What is required - Copy out the listing that follows in its entirety, keeping it exactly the same.

:: Input material ::

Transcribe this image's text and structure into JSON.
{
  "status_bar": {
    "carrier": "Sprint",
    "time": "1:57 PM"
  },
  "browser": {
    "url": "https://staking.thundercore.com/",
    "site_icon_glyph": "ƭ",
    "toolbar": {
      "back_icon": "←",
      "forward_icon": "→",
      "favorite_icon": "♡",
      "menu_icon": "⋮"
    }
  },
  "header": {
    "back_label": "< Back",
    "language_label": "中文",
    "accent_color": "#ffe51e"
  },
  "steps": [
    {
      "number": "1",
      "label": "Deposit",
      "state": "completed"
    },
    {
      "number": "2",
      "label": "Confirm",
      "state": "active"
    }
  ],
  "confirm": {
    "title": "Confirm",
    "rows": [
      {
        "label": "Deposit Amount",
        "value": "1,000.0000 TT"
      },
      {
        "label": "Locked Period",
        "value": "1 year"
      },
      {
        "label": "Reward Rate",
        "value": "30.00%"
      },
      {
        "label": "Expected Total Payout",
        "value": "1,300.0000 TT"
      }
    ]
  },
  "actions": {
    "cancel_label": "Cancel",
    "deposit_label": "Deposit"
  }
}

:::

Result -
Transcribe this image's text and structure into JSON.
{
  "status_bar": {
    "carrier": "Sprint",
    "time": "1:57 PM"
  },
  "browser": {
    "url": "https://staking.thundercore.com/",
    "site_icon_glyph": "ƭ",
    "toolbar": {
      "back_icon": "←",
      "forward_icon": "→",
      "favorite_icon": "♡",
      "menu_icon": "⋮"
    }
  },
  "header": {
    "back_label": "< Back",
    "language_label": "中文",
    "accent_color": "#ffe51e"
  },
  "steps": [
    {
      "number": "1",
      "label": "Deposit",
      "state": "completed"
    },
    {
      "number": "2",
      "label": "Confirm",
      "state": "active"
    }
  ],
  "confirm": {
    "title": "Confirm",
    "rows": [
      {
        "label": "Deposit Amount",
        "value": "1,000.0000 TT"
      },
      {
        "label": "Locked Period",
        "value": "1 year"
      },
      {
        "label": "Reward Rate",
        "value": "30.00%"
      },
      {
        "label": "Expected Total Payout",
        "value": "1,300.0000 TT"
      }
    ]
  },
  "actions": {
    "cancel_label": "Cancel",
    "deposit_label": "Deposit"
  }
}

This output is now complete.